Thinking about how to make supertitles more friendly, more accessible to an audience that is anxious to know what is being said in French or Italian or Lithuanian (as was the case with the stunning piece I saw in Avignon this summer, Didvyriu Aikste, directed by Kritian Lupa),  but also how they can enhance the experience of the play.  I recently saw two shows that used them efficiently and differently with great success.

Romeo Castellucci’s Go Down, Moses at Peak Performances in Montclair, began with a scrim behind which we could see the players walking back and forth and exchanging bits of conversation in Italian, of course.  Later a Mother, the main figure in this piece, is being interrogated by a police inspector who speaks very fast as does the Mother.  Instead of supertitles overhead or on the sides, they were on the scrim and clearly part of the performance, not a separate entity.  The scrim is used throughout the play not only to distance us from the performance but also as a location for the supertitles.  Of course, Castellucci’s shows are mostly wordless.  They are visceral experiences rather than linguistic, but it is still important to understand what the woman, who painfully delivers a baby in a public toilet, whom she names Moses, is talking about. For example:

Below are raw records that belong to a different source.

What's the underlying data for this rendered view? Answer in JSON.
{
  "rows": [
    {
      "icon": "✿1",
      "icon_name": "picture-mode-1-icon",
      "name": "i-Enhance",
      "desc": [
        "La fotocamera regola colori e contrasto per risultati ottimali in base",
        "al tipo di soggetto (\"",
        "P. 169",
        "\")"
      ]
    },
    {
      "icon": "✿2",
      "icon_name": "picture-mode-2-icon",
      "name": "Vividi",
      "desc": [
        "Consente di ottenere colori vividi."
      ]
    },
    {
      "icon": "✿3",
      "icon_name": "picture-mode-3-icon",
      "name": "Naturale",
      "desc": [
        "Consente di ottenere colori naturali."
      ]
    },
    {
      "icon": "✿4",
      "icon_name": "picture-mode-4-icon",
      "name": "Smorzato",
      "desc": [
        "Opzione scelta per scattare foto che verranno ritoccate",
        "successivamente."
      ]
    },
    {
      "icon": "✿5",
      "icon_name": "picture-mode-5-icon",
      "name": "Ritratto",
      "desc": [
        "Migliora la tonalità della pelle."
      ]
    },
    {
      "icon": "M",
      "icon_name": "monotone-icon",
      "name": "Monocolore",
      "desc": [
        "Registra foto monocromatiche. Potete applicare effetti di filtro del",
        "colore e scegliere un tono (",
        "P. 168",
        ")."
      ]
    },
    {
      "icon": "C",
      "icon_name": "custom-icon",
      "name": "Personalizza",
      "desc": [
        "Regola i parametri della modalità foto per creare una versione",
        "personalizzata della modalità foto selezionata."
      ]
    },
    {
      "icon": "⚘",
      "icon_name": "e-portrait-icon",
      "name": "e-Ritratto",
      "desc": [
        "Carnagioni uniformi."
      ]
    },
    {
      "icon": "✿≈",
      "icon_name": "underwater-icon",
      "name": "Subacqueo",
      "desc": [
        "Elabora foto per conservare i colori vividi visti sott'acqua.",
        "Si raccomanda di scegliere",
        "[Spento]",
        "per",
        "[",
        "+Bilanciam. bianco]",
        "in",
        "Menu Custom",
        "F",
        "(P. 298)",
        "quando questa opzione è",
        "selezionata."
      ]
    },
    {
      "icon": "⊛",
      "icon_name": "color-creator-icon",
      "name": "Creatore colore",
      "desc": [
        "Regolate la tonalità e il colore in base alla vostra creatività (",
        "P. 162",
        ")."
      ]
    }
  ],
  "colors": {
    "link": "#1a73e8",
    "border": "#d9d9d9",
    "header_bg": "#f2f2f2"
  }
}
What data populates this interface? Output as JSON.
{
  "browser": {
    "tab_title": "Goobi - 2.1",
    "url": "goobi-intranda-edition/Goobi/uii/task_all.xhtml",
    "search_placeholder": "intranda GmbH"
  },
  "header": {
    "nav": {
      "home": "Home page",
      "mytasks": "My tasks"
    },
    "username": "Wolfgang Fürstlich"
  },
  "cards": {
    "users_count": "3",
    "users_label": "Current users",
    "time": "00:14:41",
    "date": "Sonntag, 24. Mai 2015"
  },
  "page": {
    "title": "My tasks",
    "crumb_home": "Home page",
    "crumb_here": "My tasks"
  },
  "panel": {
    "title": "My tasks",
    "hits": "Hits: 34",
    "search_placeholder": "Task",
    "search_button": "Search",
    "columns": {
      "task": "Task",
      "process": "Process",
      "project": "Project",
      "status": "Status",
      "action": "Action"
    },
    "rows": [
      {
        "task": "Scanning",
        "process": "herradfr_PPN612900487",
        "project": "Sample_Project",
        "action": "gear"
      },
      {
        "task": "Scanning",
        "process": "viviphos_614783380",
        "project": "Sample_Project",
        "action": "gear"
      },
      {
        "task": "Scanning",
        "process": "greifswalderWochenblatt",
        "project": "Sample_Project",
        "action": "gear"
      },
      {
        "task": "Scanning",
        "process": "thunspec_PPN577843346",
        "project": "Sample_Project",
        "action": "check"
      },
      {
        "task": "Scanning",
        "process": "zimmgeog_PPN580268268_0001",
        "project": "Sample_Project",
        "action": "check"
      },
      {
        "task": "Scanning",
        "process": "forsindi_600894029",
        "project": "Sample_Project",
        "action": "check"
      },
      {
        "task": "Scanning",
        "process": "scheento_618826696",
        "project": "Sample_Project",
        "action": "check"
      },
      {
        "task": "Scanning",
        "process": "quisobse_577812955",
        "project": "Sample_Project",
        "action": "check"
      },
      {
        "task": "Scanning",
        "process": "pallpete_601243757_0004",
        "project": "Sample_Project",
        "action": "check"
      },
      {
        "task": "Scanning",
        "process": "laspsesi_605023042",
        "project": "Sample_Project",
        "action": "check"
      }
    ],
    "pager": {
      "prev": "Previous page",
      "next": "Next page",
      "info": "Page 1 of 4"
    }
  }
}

“We are close, so close to a new beginning of the world

… How can we say this to the poor?

They are fated to toil.”

It is fantastic to be able to watch her and see the words on the scrim at the same time rather than having our eyes leaving the stage to look upward and our necks aching from an hour or two of trying to keep up with action and words.

 

The other show was Letter to a Man, Robert Wilson’s piece created for Mikhail Baryshnikov, seen at BAM on Wednesday, Oct 19.  Baryshnikov is wonderful as always. His dancing is so elegant; his presence throughout is electrifying.  From time to time, fragments of text are heard, either in Russian or in English.  “I am not Diaghilev.” Or “I understand war because I fought with my mother-in-law.” These are excerpts from Nijinsky’s diaries written when the great Russian dancer was losing his mind and was put in a mental institution by his wife.  The words we hear are voiceovers recorded by Robert Wilson, Baryshnikov and Lucinda Childs.  When they are heard, we also see them written as supertitles.

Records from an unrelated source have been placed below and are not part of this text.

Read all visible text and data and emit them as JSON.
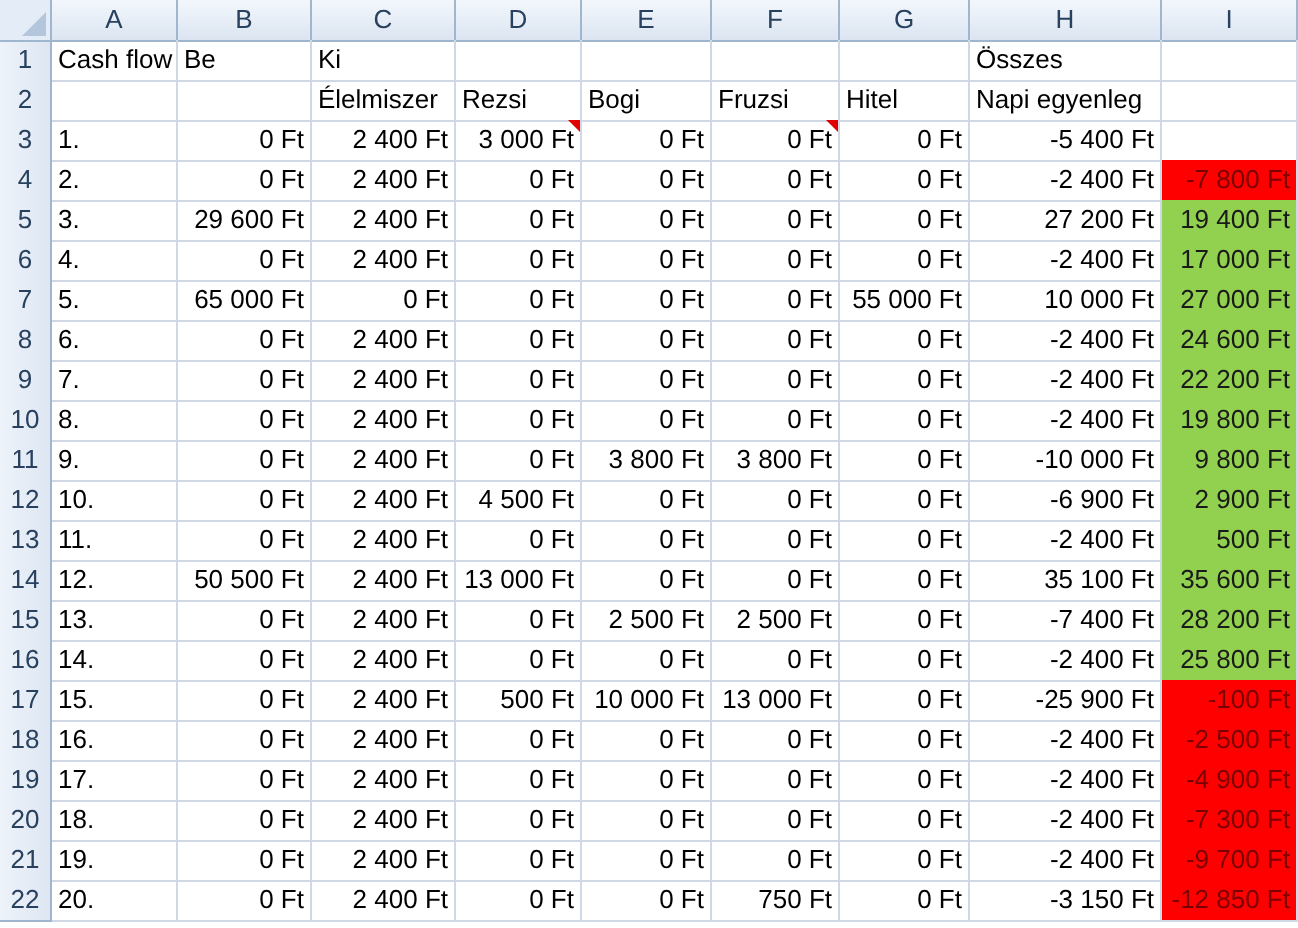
{
  "columns": [
    "A",
    "B",
    "C",
    "D",
    "E",
    "F",
    "G",
    "H",
    "I"
  ],
  "rows": [
    {
      "number": "1",
      "kind": "header",
      "cells": {
        "A": "Cash flow",
        "B": "Be",
        "C": "Ki",
        "H": "Összes"
      }
    },
    {
      "number": "2",
      "kind": "header",
      "cells": {
        "C": "Élelmiszer",
        "D": "Rezsi",
        "E": "Bogi",
        "F": "Fruzsi",
        "G": "Hitel",
        "H": "Napi egyenleg"
      }
    },
    {
      "number": "3",
      "kind": "data",
      "commented": {
        "D": true,
        "F": true
      },
      "cells": {
        "A": "1.",
        "B": "0 Ft",
        "C": "2 400 Ft",
        "D": "3 000 Ft",
        "E": "0 Ft",
        "F": "0 Ft",
        "G": "0 Ft",
        "H": "-5 400 Ft"
      }
    },
    {
      "number": "4",
      "kind": "data",
      "color": "#ff0000",
      "cells": {
        "A": "2.",
        "B": "0 Ft",
        "C": "2 400 Ft",
        "D": "0 Ft",
        "E": "0 Ft",
        "F": "0 Ft",
        "G": "0 Ft",
        "H": "-2 400 Ft",
        "I": "-7 800 Ft"
      }
    },
    {
      "number": "5",
      "kind": "data",
      "color": "#92d050",
      "cells": {
        "A": "3.",
        "B": "29 600 Ft",
        "C": "2 400 Ft",
        "D": "0 Ft",
        "E": "0 Ft",
        "F": "0 Ft",
        "G": "0 Ft",
        "H": "27 200 Ft",
        "I": "19 400 Ft"
      }
    },
    {
      "number": "6",
      "kind": "data",
      "color": "#92d050",
      "cells": {
        "A": "4.",
        "B": "0 Ft",
        "C": "2 400 Ft",
        "D": "0 Ft",
        "E": "0 Ft",
        "F": "0 Ft",
        "G": "0 Ft",
        "H": "-2 400 Ft",
        "I": "17 000 Ft"
      }
    },
    {
      "number": "7",
      "kind": "data",
      "color": "#92d050",
      "cells": {
        "A": "5.",
        "B": "65 000 Ft",
        "C": "0 Ft",
        "D": "0 Ft",
        "E": "0 Ft",
        "F": "0 Ft",
        "G": "55 000 Ft",
        "H": "10 000 Ft",
        "I": "27 000 Ft"
      }
    },
    {
      "number": "8",
      "kind": "data",
      "color": "#92d050",
      "cells": {
        "A": "6.",
        "B": "0 Ft",
        "C": "2 400 Ft",
        "D": "0 Ft",
        "E": "0 Ft",
        "F": "0 Ft",
        "G": "0 Ft",
        "H": "-2 400 Ft",
        "I": "24 600 Ft"
      }
    },
    {
      "number": "9",
      "kind": "data",
      "color": "#92d050",
      "cells": {
        "A": "7.",
        "B": "0 Ft",
        "C": "2 400 Ft",
        "D": "0 Ft",
        "E": "0 Ft",
        "F": "0 Ft",
        "G": "0 Ft",
        "H": "-2 400 Ft",
        "I": "22 200 Ft"
      }
    },
    {
      "number": "10",
      "kind": "data",
      "color": "#92d050",
      "cells": {
        "A": "8.",
        "B": "0 Ft",
        "C": "2 400 Ft",
        "D": "0 Ft",
        "E": "0 Ft",
        "F": "0 Ft",
        "G": "0 Ft",
        "H": "-2 400 Ft",
        "I": "19 800 Ft"
      }
    },
    {
      "number": "11",
      "kind": "data",
      "color": "#92d050",
      "cells": {
        "A": "9.",
        "B": "0 Ft",
        "C": "2 400 Ft",
        "D": "0 Ft",
        "E": "3 800 Ft",
        "F": "3 800 Ft",
        "G": "0 Ft",
        "H": "-10 000 Ft",
        "I": "9 800 Ft"
      }
    },
    {
      "number": "12",
      "kind": "data",
      "color": "#92d050",
      "cells": {
        "A": "10.",
        "B": "0 Ft",
        "C": "2 400 Ft",
        "D": "4 500 Ft",
        "E": "0 Ft",
        "F": "0 Ft",
        "G": "0 Ft",
        "H": "-6 900 Ft",
        "I": "2 900 Ft"
      }
    },
    {
      "number": "13",
      "kind": "data",
      "color": "#92d050",
      "cells": {
        "A": "11.",
        "B": "0 Ft",
        "C": "2 400 Ft",
        "D": "0 Ft",
        "E": "0 Ft",
        "F": "0 Ft",
        "G": "0 Ft",
        "H": "-2 400 Ft",
        "I": "500 Ft"
      }
    },
    {
      "number": "14",
      "kind": "data",
      "color": "#92d050",
      "cells": {
        "A": "12.",
        "B": "50 500 Ft",
        "C": "2 400 Ft",
        "D": "13 000 Ft",
        "E": "0 Ft",
        "F": "0 Ft",
        "G": "0 Ft",
        "H": "35 100 Ft",
        "I": "35 600 Ft"
      }
    },
    {
      "number": "15",
      "kind": "data",
      "color": "#92d050",
      "cells": {
        "A": "13.",
        "B": "0 Ft",
        "C": "2 400 Ft",
        "D": "0 Ft",
        "E": "2 500 Ft",
        "F": "2 500 Ft",
        "G": "0 Ft",
        "H": "-7 400 Ft",
        "I": "28 200 Ft"
      }
    },
    {
      "number": "16",
      "kind": "data",
      "color": "#92d050",
      "cells": {
        "A": "14.",
        "B": "0 Ft",
        "C": "2 400 Ft",
        "D": "0 Ft",
        "E": "0 Ft",
        "F": "0 Ft",
        "G": "0 Ft",
        "H": "-2 400 Ft",
        "I": "25 800 Ft"
      }
    },
    {
      "number": "17",
      "kind": "data",
      "color": "#ff0000",
      "cells": {
        "A": "15.",
        "B": "0 Ft",
        "C": "2 400 Ft",
        "D": "500 Ft",
        "E": "10 000 Ft",
        "F": "13 000 Ft",
        "G": "0 Ft",
        "H": "-25 900 Ft",
        "I": "-100 Ft"
      }
    },
    {
      "number": "18",
      "kind": "data",
      "color": "#ff0000",
      "cells": {
        "A": "16.",
        "B": "0 Ft",
        "C": "2 400 Ft",
        "D": "0 Ft",
        "E": "0 Ft",
        "F": "0 Ft",
        "G": "0 Ft",
        "H": "-2 400 Ft",
        "I": "-2 500 Ft"
      }
    },
    {
      "number": "19",
      "kind": "data",
      "color": "#ff0000",
      "cells": {
        "A": "17.",
        "B": "0 Ft",
        "C": "2 400 Ft",
        "D": "0 Ft",
        "E": "0 Ft",
        "F": "0 Ft",
        "G": "0 Ft",
        "H": "-2 400 Ft",
        "I": "-4 900 Ft"
      }
    },
    {
      "number": "20",
      "kind": "data",
      "color": "#ff0000",
      "cells": {
        "A": "18.",
        "B": "0 Ft",
        "C": "2 400 Ft",
        "D": "0 Ft",
        "E": "0 Ft",
        "F": "0 Ft",
        "G": "0 Ft",
        "H": "-2 400 Ft",
        "I": "-7 300 Ft"
      }
    },
    {
      "number": "21",
      "kind": "data",
      "color": "#ff0000",
      "cells": {
        "A": "19.",
        "B": "0 Ft",
        "C": "2 400 Ft",
        "D": "0 Ft",
        "E": "0 Ft",
        "F": "0 Ft",
        "G": "0 Ft",
        "H": "-2 400 Ft",
        "I": "-9 700 Ft"
      }
    },
    {
      "number": "22",
      "kind": "data",
      "color": "#ff0000",
      "cells": {
        "A": "20.",
        "B": "0 Ft",
        "C": "2 400 Ft",
        "D": "0 Ft",
        "E": "0 Ft",
        "F": "750 Ft",
        "G": "0 Ft",
        "H": "-3 150 Ft",
        "I": "-12 850 Ft"
      }
    }
  ]
}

We hear “I am not Christ. I am Nijinsky.” In Russian, then in English and back to Russian, spoken by Baryshnikov in audio fragments, repeated over and over.  These phrases add essential layers to the drama of this man whose mind is deteriorating. We may not know Russian but the English translation follows immediately and then comes the Russian again. This is fascinating to me. I’m wondering if the art of creating supertitles couldn’t learn from this.  I’m just dreaming but instead of whole sections of a dramatic text in English projected up on a screen, for example, could there be shortened versions with the English on one side and the translated language on the other?  The audience for Wilson’s play was filled with Russians the night I saw it.  I have a feeling they must have been hearing the English as well as the Russian just as I was and perhaps feeling a melting together of both languages to add an exciting cultural dimension to the experience.

Of course, I realize that both of these pieces are mainly visual and physical, and that the problem remains as to how to successfully create supertitles for language based plays without translating every word.

This post was written by the author in their personal capacity.The opinions expressed in this article are the author’s own and do not reflect the view of The Theatre Times, their staff or collaborators.